BULLYING CLAIMS: Black Labour party members are angry at the treatment of Adeline Aina
BLACK LABOUR members have accused its own party of discrimination amid an ongoing campaign against a black woman chosen to stand in upcoming local elections in south London.
In an almost unprecedented move, BAME Labour has openly condemned the actions of the Lambeth Campaign Forum - the body which helps the party to screen applicants in Dulwich and West Norwood, Vaxuhall and Streatham.
It follows the long-running saga of political hopeful Adeline Aina who came third in a democratic vote for the opportunity to contest a seat in Larkhall ward – one of 21 neighbourhoods in the borough.
But her July 2013 victory meant that Pete Robbins, a sitting councillor since 2006 and cabinet member for housing and regeneration, was forced out, effectively ending his career.
Since then, the LCF has contested Aina’s “suitability” and even invited her for a second interview with regard to her connection to a housing association.
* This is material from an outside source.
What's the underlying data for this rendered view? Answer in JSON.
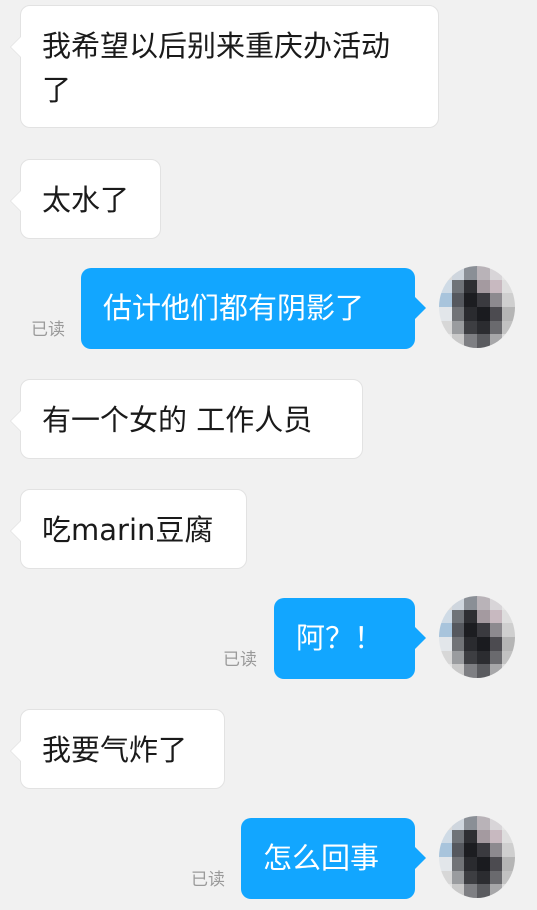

It was prompted by an FOI request lodged by the council department Robbins leads.
Aina, who completed the Labour Future Candidate training, is accused of damaging the party’s reputation.
But members of the Labour party in Lambeth have reacted to this allegation by accusing David Salisbury-Jones, the chair of the LCF of leading a “witch hunt” against Aina.
According to party sources, procedural process prevents Aina from being deselected, “which is why they (LCF) are adamant in pushing a re-interview”
An extract from BAME Labour’s letter read: “[We] have major concerns regarding the nature of the process undertaken by Lambeth which undermines the confidence between the party and BAME members and community, particularly at a time when we have forthcoming council and general elections.
“The local party has breached fair play and natural justice in creating new rules to determine who is a Labour Party candidate which has led to a black woman being discriminated. This case further highlights a growing number of cases of bullying and discrimination against potential candidates in council and parliamentary selection processes that have been highlighted to the BAME Executive.”
BAME Labour has also written to Labour’s general secretary Iain McNicol requesting he immediately intervenes on behalf of the NEC.
Last April, Aina was rejected as a candidate by the LCF because she had previously stood as a Liberal Democrat candidate but the decision was overturned by the party’s regional director who said the action was “unlawful and unconstitutional”.
Aina is being backed by her MP Kate Hoey and Simon Woolley, director of the Operation Black Vote (OBV) but has yet to speak publicly about her experience.
As it stands, Aina is still a candidate, but Woolley urged Lambeth Labour to “stop the witch hunt, accept the democratic outcome and begin to work together for the benefit of the whole borough.”
Wolley told The Voice: “If this carries on why would any black person vote for the Lambeth Labour party, much less join and be an active member?
“If fairness and decency are not central to the local party both in words and deeds then democracy has been failed.”